#### WORK INSTRUCTION:
The records below are split into lines. How many of those lines contain the string "Analysis"? Reply with the number only.

*** Opening of EXTRACTED ENTRIES ***

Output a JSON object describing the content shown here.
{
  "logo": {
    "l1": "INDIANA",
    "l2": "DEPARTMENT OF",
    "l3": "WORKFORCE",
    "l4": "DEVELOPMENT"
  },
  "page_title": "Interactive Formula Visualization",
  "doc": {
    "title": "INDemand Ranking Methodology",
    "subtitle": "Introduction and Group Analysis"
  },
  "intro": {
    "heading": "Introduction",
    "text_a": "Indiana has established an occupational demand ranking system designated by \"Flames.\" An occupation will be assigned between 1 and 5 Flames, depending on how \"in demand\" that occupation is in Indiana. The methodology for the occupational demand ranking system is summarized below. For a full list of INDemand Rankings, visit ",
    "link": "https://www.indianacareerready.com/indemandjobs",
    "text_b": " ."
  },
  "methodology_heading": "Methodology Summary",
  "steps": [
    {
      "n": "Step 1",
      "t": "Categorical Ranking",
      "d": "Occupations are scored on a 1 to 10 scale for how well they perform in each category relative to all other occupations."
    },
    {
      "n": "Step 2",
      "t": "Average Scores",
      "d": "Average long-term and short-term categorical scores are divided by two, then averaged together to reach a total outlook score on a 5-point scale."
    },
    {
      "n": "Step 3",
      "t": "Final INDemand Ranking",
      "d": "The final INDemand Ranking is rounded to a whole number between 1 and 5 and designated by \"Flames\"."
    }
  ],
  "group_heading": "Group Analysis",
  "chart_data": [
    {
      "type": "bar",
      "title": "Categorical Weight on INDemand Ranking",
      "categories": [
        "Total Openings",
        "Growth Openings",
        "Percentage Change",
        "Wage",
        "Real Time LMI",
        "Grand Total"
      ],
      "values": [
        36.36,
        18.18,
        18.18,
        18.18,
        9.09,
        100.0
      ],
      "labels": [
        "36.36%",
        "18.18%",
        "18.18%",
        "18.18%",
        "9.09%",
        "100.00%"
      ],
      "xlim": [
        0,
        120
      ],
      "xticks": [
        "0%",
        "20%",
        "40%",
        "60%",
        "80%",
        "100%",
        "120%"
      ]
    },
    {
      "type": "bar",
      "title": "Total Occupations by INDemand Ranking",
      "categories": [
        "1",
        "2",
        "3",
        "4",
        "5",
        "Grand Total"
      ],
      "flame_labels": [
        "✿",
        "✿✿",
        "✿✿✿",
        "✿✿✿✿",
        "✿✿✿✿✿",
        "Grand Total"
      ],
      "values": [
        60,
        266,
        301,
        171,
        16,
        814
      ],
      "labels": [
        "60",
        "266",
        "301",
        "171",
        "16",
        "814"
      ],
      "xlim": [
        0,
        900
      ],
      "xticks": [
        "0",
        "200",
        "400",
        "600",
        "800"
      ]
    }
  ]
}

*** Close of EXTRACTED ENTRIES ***

#### YOUR SOLUTION:
2